All in all, Delhi Belly is a MASSIVE step forward for mainstream Bollywood, the perfect (and rare) case of a smart script backed by a top producer and effective marketing skills. Humour, as widely accepted, is region-specific and that could mean that Golmaal 1,2,3 (to 100) and Bazmee fans might shun this effort altogether. Fair enough, we say, for this is not a war for acceptability. There is place for everybody, and it certainly takes a bit of guts and conviction to put your unapologetic style out there. Again, if all else fails, there is an ‘item song’ at the end which is the talk of the town.

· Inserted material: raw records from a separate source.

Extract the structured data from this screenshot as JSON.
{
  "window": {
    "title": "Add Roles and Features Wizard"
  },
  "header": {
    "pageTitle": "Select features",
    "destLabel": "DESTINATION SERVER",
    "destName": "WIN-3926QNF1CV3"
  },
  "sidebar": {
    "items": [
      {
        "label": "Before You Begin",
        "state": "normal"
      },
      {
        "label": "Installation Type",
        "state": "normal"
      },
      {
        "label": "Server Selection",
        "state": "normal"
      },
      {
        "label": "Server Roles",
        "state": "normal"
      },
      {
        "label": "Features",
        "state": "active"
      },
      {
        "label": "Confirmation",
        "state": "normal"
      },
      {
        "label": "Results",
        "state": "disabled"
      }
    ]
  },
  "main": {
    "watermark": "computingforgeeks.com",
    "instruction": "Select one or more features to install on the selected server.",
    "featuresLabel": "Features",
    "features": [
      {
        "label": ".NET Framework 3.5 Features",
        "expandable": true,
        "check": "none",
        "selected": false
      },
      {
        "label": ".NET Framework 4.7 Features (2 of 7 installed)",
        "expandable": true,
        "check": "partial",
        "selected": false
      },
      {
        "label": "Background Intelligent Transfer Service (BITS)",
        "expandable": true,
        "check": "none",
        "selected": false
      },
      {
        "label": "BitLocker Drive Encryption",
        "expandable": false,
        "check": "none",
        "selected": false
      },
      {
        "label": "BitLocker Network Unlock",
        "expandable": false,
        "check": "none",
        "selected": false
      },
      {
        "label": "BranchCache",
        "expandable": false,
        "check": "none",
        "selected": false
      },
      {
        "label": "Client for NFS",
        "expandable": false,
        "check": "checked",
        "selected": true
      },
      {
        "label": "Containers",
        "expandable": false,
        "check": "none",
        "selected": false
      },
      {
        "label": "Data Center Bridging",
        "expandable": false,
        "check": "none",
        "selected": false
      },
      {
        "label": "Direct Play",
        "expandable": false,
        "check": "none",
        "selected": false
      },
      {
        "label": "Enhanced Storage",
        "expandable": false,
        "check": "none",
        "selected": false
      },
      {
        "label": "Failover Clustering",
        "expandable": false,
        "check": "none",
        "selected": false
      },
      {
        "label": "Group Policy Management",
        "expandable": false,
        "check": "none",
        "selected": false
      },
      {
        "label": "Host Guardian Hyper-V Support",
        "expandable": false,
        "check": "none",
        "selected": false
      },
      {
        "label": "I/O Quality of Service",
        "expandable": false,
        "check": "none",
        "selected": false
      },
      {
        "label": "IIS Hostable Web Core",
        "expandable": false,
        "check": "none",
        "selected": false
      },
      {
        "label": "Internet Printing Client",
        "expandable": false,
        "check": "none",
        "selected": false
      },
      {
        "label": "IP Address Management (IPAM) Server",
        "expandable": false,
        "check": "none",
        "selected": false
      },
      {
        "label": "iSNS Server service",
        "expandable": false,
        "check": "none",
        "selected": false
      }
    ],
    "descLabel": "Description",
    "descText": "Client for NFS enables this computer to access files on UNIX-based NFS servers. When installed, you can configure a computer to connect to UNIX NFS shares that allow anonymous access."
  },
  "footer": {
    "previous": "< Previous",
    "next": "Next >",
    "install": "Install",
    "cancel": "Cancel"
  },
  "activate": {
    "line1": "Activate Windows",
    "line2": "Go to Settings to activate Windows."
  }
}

So shake that biscuit and go for it. After all, how often can you say that you’re going to watch a commercial Hindi fillum with NO interval and (thankfully) no respite from the events unfolding on screen?!
English, Hindi, Comedy, Color